- What is the fair market value for the business if you sold it today?
The most prominent issue, and the most often disputed, is the current value of the business. If you sold your business, what would the sales price be? This is often a debatable number, but utilizing a qualified third party to appraise the business is critical. Your Oklahoma divorce attorney should retain an expert in your case and the valuation will be used as evidence at trial. Do not obtain your own valuation without consulting your attorney first.
- What other assets in the marriage could be used to offset the business?

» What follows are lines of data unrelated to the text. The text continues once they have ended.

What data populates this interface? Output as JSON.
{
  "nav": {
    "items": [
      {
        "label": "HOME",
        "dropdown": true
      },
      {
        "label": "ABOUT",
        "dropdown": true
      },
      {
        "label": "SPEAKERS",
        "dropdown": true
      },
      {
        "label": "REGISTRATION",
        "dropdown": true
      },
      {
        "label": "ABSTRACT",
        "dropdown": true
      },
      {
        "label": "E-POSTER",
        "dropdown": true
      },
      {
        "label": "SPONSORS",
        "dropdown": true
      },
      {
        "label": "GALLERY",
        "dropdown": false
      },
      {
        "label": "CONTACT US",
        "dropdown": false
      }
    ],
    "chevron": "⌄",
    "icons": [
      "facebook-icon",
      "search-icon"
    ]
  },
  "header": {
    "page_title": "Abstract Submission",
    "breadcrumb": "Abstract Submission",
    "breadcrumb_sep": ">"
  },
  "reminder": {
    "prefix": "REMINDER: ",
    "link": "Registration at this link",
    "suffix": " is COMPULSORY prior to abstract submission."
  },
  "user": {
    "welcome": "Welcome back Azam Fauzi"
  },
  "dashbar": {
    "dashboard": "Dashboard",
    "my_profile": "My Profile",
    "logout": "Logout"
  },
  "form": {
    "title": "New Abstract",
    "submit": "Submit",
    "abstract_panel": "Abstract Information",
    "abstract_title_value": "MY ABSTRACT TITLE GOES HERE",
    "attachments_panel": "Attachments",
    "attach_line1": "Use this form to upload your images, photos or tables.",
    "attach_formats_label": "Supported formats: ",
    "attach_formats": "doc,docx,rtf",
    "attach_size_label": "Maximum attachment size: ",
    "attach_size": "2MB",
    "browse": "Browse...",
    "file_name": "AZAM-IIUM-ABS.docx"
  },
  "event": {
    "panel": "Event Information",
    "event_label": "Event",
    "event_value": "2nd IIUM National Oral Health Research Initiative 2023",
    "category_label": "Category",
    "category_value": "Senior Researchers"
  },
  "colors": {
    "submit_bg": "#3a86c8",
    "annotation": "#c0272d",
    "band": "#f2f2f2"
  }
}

The divorce court will divide the entirety of your marital estate, including your business, marital residence, real property, personal property, and retirement and investment accounts. It is not uncommon to offset any claim for a spouse’s interest in the marital business by utilizing other marital property. If you have a business worth $1 Million, and home worth $1 Million, then granting one party the business and one party the home may be an equitable division of the marital estate. Just because the business is a marital asset, does not always mean you’re going to have to liquidate it in the divorce.
Contact Our Oklahoma City Divorce Lawyers Today
Utilizing an Oklahoma City divorce attorney with knowledge in business law is beneficial to entrepreneurs facing divorce. Protecting your business in the divorce is critical to your long-term ability to support your family and maintain your obligations. Don’t leave the issue to be addressed without a knowledgeable family law attorney to assist you, ensuring you and your life’s work is protected.
Contact us by calling (405) 701-5355 at your earliest convenience.